How do these two scenarios differ? Well, in the first one, you've made a bold statement to two players that you are a sandbagger. Having sandbagging (or check-raising) in your arsenal is as good as having slowplaying or bluffing as weapons of the game. The next time you check, these players will have to question whether you are checking a mediocre hand or whether you intend to raise if one of them bets. In the second scenario, the results are not so clear-cut. First of all, everybody has been drinking. Is anybody even watching how you play? Did your sandbagging even get noticed? Depending on how 'un-serious' the game is, will the third player even ask who made the bet and when? Or, even if you have everybody's undivided attention, is it every home player that would even recognize the check-raise as a skilled, deceptive move?

Save me the hate mail. I'm not insulting home poker players. I am exclusively a small stakes home player. Nor am I suggesting that we do not take the game seriously... or don't play it sober. My examples are extreme only to make a point. And here's my point: in the game of poker, you use strategy not just in playing your own hand (like in Cribbage), but also in a psychological game in influencing the decisions of your opponents. And if your opponents don't recognize the strategic value of a move that you've made, then there's no strategy to that move. In the first scenario above, the check-raise dramatically changes the impression that your opponents have of your hand and of you as a player. In the second scenario, you may accumulate a larger pot with your slowplaying, but you've made no impact on the other players' perception of you as a player, because the other players are either not observing your moves or do not understand the value of them. In either case, you've misused strategy.

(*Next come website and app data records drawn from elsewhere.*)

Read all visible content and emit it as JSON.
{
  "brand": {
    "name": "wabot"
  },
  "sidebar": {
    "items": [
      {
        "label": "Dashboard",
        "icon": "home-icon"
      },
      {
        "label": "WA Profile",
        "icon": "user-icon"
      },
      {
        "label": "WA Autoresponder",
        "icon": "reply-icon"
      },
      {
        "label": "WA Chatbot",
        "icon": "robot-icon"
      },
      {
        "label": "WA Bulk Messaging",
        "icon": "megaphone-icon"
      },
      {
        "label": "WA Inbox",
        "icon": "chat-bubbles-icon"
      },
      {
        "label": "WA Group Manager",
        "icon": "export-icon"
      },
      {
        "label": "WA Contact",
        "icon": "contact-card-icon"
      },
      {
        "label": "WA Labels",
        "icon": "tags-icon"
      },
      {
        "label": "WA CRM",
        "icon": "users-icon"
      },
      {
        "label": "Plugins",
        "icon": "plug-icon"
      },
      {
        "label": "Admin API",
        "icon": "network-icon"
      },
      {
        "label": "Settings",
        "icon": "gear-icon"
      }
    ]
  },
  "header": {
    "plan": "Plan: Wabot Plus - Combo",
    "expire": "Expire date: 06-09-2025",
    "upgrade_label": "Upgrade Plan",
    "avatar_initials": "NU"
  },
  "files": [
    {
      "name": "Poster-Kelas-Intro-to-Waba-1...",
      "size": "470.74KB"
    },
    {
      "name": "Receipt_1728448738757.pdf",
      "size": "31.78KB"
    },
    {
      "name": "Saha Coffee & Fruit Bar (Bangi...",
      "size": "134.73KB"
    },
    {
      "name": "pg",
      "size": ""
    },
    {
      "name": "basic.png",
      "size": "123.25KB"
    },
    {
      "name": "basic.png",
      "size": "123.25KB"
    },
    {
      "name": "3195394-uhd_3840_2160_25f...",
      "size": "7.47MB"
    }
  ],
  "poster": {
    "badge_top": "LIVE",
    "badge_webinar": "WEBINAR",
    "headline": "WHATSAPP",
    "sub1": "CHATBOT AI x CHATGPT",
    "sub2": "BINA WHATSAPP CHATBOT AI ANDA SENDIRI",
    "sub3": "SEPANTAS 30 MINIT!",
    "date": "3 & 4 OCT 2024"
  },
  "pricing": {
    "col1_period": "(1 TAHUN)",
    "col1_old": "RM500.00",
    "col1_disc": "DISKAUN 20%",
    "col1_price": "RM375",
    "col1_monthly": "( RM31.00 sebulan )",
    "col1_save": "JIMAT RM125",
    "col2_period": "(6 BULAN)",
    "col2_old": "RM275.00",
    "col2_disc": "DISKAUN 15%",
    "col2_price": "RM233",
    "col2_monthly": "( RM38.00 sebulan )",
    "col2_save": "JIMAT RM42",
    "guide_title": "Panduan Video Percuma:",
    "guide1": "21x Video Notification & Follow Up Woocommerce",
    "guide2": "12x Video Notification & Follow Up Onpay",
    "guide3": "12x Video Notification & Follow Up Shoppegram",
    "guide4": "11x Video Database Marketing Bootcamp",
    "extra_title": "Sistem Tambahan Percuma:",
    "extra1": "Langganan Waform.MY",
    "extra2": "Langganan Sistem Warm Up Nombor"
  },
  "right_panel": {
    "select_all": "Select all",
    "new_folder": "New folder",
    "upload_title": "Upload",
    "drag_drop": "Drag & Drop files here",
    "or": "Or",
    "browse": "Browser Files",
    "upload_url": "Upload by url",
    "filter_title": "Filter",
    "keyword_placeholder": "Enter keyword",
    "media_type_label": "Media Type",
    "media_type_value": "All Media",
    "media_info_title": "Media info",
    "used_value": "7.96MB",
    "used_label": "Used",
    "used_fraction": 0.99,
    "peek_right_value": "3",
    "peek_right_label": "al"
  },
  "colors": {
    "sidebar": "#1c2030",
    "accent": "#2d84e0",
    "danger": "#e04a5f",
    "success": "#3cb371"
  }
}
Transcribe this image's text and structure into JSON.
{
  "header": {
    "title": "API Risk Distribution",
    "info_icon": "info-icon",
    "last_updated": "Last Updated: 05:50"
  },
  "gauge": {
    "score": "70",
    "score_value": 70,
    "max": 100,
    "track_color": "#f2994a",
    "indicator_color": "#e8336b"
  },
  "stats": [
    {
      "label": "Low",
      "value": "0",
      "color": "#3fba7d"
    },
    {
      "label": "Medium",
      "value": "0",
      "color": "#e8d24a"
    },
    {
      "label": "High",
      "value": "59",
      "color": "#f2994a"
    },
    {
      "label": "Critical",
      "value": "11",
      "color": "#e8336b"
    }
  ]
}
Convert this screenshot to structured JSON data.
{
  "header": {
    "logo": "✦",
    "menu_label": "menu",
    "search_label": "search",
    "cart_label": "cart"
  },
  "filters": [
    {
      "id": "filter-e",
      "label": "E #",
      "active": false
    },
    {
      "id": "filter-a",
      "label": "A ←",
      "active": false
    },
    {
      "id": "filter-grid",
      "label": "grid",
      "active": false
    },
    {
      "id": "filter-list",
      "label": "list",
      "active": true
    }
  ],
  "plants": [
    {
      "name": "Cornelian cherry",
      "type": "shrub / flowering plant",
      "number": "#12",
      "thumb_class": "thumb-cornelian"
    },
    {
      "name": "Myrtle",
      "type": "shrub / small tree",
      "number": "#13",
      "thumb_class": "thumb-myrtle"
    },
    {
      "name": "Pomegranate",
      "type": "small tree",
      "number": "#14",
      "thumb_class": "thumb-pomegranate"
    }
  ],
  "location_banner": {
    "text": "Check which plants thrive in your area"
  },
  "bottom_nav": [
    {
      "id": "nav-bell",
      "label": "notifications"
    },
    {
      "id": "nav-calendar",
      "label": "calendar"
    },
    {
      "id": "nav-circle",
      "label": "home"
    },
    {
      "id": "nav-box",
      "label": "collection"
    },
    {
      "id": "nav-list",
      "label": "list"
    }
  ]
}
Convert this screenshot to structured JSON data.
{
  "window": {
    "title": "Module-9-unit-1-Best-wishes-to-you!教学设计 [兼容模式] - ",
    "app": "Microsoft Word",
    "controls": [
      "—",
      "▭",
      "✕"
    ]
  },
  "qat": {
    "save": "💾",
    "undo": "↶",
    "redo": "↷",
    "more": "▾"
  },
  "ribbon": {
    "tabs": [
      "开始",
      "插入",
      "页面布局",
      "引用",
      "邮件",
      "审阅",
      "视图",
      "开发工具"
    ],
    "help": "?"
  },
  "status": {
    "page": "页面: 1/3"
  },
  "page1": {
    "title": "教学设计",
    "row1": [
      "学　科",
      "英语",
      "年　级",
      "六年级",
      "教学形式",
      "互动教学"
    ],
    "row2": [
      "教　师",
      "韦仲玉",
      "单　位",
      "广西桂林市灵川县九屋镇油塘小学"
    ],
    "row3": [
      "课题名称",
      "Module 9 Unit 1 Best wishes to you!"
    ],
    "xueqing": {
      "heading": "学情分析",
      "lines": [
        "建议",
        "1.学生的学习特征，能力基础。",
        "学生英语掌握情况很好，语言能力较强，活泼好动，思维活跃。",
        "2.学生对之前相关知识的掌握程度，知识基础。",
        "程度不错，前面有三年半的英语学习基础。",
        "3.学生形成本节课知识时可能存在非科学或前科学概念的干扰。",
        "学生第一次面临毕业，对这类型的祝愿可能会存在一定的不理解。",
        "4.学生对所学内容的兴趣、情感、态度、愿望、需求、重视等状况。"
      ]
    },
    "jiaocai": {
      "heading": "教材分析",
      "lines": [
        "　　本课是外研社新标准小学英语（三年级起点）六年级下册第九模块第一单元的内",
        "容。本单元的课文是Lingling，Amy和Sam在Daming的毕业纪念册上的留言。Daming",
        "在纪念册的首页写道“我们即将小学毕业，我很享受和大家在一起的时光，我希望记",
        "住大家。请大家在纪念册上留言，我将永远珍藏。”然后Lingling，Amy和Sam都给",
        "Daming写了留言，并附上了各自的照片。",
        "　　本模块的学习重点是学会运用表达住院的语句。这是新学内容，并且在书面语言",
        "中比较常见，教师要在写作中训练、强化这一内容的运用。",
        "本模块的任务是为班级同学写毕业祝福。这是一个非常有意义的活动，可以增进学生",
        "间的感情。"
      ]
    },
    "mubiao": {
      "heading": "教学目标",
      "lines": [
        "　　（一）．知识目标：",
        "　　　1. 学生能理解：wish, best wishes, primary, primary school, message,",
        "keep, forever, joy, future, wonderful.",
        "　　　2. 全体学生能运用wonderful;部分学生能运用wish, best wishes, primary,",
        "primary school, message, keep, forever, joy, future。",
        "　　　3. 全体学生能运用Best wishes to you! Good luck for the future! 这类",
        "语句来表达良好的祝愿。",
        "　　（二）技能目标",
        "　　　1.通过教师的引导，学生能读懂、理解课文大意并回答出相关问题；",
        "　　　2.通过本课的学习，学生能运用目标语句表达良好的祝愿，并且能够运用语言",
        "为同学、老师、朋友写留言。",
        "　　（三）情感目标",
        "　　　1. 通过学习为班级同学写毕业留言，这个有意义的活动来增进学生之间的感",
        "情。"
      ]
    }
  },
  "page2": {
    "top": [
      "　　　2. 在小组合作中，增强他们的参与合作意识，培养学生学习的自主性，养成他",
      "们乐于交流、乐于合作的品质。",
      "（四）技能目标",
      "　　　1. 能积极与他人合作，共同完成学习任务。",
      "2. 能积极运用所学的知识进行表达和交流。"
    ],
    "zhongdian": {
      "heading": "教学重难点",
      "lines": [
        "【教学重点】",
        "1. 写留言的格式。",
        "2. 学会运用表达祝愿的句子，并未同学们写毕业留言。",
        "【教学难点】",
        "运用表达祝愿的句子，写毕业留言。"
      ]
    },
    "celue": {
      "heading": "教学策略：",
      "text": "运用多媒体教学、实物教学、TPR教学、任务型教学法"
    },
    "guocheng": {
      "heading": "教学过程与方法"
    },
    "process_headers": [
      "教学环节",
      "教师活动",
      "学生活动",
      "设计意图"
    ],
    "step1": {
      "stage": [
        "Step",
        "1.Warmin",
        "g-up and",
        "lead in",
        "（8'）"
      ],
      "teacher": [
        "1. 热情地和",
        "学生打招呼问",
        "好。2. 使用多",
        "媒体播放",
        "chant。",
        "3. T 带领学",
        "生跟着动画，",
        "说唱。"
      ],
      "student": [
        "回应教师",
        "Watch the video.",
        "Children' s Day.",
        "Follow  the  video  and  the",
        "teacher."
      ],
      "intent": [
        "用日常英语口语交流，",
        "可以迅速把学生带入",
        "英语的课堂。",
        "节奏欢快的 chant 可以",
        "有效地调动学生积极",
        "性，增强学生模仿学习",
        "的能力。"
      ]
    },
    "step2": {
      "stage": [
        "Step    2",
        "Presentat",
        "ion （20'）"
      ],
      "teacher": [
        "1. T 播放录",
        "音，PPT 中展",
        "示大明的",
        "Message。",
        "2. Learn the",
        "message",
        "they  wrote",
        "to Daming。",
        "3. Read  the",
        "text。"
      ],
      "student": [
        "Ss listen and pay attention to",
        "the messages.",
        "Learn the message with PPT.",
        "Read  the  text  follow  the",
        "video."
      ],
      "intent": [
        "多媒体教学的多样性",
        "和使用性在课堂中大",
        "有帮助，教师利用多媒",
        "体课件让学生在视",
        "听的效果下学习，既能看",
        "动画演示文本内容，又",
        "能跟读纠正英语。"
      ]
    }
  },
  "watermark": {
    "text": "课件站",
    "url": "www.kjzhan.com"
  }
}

Check-raising, bluffing, drawing short, and especially advertising are strategic moves whose value depends at least in part on the players seeing you do them and understanding why you did them. If this is missing from your game, then you may be making the wrong moves. More accurately, you may need an entirely different arsenal in playing these games. In our home player stereotypes, if another player plays loose just to see the action, then you might have to drop the prospect of bluffing altogether. If nobody folds, then the bluff is a waste. Even for advertising, what would be the sense of showing a bluff if future bluffs get called? Therefore, the strategy of proper bluffing is replaced by not bluffing. Also, why slowplay if everybody is playing loose? Second, if nobody is as interested in poker strategy as you, then a slowplay or check-raise may win you a bigger pot, but its usefulness is reduced. The next time you check a mediocre hand, another player may just as soon bet into you, without even considering that you may be check-raising.

And finally, as we've discussed, if you don't have everybody's undivided attention, then you may be wasting money with advertising, wasting money trying to bluff, and wasting money with slowplaying. Any strategy that wins you a larger pot is a solid strategy. However, any strategy meant to create an impression for those who miss it completely is a strategy that does you no good. Is this exclusive to home poker? Of course not. But, the lower the stakes, the less 'serious' the game is played, and the more often you would come by this problem.

Adapted from